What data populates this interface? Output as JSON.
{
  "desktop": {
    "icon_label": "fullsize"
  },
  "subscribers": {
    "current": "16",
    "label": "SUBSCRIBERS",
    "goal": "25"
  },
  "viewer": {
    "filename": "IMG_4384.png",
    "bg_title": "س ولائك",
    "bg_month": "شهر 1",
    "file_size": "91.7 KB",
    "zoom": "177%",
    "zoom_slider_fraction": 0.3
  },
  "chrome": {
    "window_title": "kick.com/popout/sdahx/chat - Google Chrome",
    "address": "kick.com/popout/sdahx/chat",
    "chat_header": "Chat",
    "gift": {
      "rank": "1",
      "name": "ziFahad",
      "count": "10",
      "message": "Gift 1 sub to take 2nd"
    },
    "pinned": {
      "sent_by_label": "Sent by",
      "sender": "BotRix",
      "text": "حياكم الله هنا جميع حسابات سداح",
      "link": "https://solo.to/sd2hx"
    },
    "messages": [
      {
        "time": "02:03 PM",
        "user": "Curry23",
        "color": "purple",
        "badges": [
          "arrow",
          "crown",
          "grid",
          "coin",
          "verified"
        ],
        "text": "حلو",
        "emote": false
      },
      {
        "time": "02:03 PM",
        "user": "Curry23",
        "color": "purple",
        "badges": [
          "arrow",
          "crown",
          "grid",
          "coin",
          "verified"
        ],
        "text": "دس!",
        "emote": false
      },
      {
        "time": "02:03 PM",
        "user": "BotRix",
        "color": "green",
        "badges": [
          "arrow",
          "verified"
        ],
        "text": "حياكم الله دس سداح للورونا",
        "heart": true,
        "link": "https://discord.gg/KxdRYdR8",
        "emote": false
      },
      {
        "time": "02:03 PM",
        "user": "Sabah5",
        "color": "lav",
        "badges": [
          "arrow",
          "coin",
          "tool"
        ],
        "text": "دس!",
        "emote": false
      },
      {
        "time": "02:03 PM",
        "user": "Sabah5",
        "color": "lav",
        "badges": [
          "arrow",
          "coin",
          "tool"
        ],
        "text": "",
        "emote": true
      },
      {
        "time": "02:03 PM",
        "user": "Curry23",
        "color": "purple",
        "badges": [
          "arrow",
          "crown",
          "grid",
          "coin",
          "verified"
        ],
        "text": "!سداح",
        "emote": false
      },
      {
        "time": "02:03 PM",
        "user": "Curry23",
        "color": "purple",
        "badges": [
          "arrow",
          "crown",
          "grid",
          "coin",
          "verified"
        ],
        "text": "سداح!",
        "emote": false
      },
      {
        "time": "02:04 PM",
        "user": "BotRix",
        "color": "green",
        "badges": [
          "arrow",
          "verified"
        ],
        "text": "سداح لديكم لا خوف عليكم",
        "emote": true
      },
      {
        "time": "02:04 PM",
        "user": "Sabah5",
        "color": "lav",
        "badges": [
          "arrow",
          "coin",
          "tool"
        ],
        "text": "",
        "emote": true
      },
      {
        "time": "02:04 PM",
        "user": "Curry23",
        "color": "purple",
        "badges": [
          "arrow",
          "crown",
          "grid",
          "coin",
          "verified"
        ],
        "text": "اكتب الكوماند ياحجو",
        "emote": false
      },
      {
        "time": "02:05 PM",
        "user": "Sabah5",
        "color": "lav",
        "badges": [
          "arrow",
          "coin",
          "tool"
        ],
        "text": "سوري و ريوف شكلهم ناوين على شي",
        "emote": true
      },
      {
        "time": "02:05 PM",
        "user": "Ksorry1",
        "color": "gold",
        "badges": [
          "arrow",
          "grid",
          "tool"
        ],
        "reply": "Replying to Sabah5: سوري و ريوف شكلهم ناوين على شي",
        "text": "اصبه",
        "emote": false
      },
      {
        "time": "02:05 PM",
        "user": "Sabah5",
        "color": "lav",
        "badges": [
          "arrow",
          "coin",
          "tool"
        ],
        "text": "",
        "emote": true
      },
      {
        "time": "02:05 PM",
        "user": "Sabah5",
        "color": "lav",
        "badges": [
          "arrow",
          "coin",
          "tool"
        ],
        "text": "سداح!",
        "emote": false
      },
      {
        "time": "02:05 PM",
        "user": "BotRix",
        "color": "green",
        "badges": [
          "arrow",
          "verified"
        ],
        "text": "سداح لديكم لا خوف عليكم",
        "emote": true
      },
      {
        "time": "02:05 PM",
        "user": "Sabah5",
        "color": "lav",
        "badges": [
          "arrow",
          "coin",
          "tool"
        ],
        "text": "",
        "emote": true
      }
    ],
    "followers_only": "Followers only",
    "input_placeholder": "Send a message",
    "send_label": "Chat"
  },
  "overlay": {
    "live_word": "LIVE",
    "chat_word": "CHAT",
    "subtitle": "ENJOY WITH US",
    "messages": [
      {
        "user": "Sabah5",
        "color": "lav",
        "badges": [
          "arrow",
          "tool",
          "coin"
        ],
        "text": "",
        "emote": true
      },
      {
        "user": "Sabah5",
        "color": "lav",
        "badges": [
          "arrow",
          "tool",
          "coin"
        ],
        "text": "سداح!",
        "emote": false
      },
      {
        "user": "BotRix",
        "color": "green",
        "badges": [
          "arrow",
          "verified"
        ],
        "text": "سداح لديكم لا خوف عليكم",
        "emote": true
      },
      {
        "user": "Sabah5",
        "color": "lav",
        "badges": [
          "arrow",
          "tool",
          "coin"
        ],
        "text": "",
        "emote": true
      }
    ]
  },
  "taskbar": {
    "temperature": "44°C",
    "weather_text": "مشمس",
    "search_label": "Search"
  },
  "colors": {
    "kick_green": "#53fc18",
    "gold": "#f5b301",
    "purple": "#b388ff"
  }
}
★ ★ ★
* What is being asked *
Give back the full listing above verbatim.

* Task response *
What data populates this interface? Output as JSON.
{
  "desktop": {
    "icon_label": "fullsize"
  },
  "subscribers": {
    "current": "16",
    "label": "SUBSCRIBERS",
    "goal": "25"
  },
  "viewer": {
    "filename": "IMG_4384.png",
    "bg_title": "س ولائك",
    "bg_month": "شهر 1",
    "file_size": "91.7 KB",
    "zoom": "177%",
    "zoom_slider_fraction": 0.3
  },
  "chrome": {
    "window_title": "kick.com/popout/sdahx/chat - Google Chrome",
    "address": "kick.com/popout/sdahx/chat",
    "chat_header": "Chat",
    "gift": {
      "rank": "1",
      "name": "ziFahad",
      "count": "10",
      "message": "Gift 1 sub to take 2nd"
    },
    "pinned": {
      "sent_by_label": "Sent by",
      "sender": "BotRix",
      "text": "حياكم الله هنا جميع حسابات سداح",
      "link": "https://solo.to/sd2hx"
    },
    "messages": [
      {
        "time": "02:03 PM",
        "user": "Curry23",
        "color": "purple",
        "badges": [
          "arrow",
          "crown",
          "grid",
          "coin",
          "verified"
        ],
        "text": "حلو",
        "emote": false
      },
      {
        "time": "02:03 PM",
        "user": "Curry23",
        "color": "purple",
        "badges": [
          "arrow",
          "crown",
          "grid",
          "coin",
          "verified"
        ],
        "text": "دس!",
        "emote": false
      },
      {
        "time": "02:03 PM",
        "user": "BotRix",
        "color": "green",
        "badges": [
          "arrow",
          "verified"
        ],
        "text": "حياكم الله دس سداح للورونا",
        "heart": true,
        "link": "https://discord.gg/KxdRYdR8",
        "emote": false
      },
      {
        "time": "02:03 PM",
        "user": "Sabah5",
        "color": "lav",
        "badges": [
          "arrow",
          "coin",
          "tool"
        ],
        "text": "دس!",
        "emote": false
      },
      {
        "time": "02:03 PM",
        "user": "Sabah5",
        "color": "lav",
        "badges": [
          "arrow",
          "coin",
          "tool"
        ],
        "text": "",
        "emote": true
      },
      {
        "time": "02:03 PM",
        "user": "Curry23",
        "color": "purple",
        "badges": [
          "arrow",
          "crown",
          "grid",
          "coin",
          "verified"
        ],
        "text": "!سداح",
        "emote": false
      },
      {
        "time": "02:03 PM",
        "user": "Curry23",
        "color": "purple",
        "badges": [
          "arrow",
          "crown",
          "grid",
          "coin",
          "verified"
        ],
        "text": "سداح!",
        "emote": false
      },
      {
        "time": "02:04 PM",
        "user": "BotRix",
        "color": "green",
        "badges": [
          "arrow",
          "verified"
        ],
        "text": "سداح لديكم لا خوف عليكم",
        "emote": true
      },
      {
        "time": "02:04 PM",
        "user": "Sabah5",
        "color": "lav",
        "badges": [
          "arrow",
          "coin",
          "tool"
        ],
        "text": "",
        "emote": true
      },
      {
        "time": "02:04 PM",
        "user": "Curry23",
        "color": "purple",
        "badges": [
          "arrow",
          "crown",
          "grid",
          "coin",
          "verified"
        ],
        "text": "اكتب الكوماند ياحجو",
        "emote": false
      },
      {
        "time": "02:05 PM",
        "user": "Sabah5",
        "color": "lav",
        "badges": [
          "arrow",
          "coin",
          "tool"
        ],
        "text": "سوري و ريوف شكلهم ناوين على شي",
        "emote": true
      },
      {
        "time": "02:05 PM",
        "user": "Ksorry1",
        "color": "gold",
        "badges": [
          "arrow",
          "grid",
          "tool"
        ],
        "reply": "Replying to Sabah5: سوري و ريوف شكلهم ناوين على شي",
        "text": "اصبه",
        "emote": false
      },
      {
        "time": "02:05 PM",
        "user": "Sabah5",
        "color": "lav",
        "badges": [
          "arrow",
          "coin",
          "tool"
        ],
        "text": "",
        "emote": true
      },
      {
        "time": "02:05 PM",
        "user": "Sabah5",
        "color": "lav",
        "badges": [
          "arrow",
          "coin",
          "tool"
        ],
        "text": "سداح!",
        "emote": false
      },
      {
        "time": "02:05 PM",
        "user": "BotRix",
        "color": "green",
        "badges": [
          "arrow",
          "verified"
        ],
        "text": "سداح لديكم لا خوف عليكم",
        "emote": true
      },
      {
        "time": "02:05 PM",
        "user": "Sabah5",
        "color": "lav",
        "badges": [
          "arrow",
          "coin",
          "tool"
        ],
        "text": "",
        "emote": true
      }
    ],
    "followers_only": "Followers only",
    "input_placeholder": "Send a message",
    "send_label": "Chat"
  },
  "overlay": {
    "live_word": "LIVE",
    "chat_word": "CHAT",
    "subtitle": "ENJOY WITH US",
    "messages": [
      {
        "user": "Sabah5",
        "color": "lav",
        "badges": [
          "arrow",
          "tool",
          "coin"
        ],
        "text": "",
        "emote": true
      },
      {
        "user": "Sabah5",
        "color": "lav",
        "badges": [
          "arrow",
          "tool",
          "coin"
        ],
        "text": "سداح!",
        "emote": false
      },
      {
        "user": "BotRix",
        "color": "green",
        "badges": [
          "arrow",
          "verified"
        ],
        "text": "سداح لديكم لا خوف عليكم",
        "emote": true
      },
      {
        "user": "Sabah5",
        "color": "lav",
        "badges": [
          "arrow",
          "tool",
          "coin"
        ],
        "text": "",
        "emote": true
      }
    ]
  },
  "taskbar": {
    "temperature": "44°C",
    "weather_text": "مشمس",
    "search_label": "Search"
  },
  "colors": {
    "kick_green": "#53fc18",
    "gold": "#f5b301",
    "purple": "#b388ff"
  }
}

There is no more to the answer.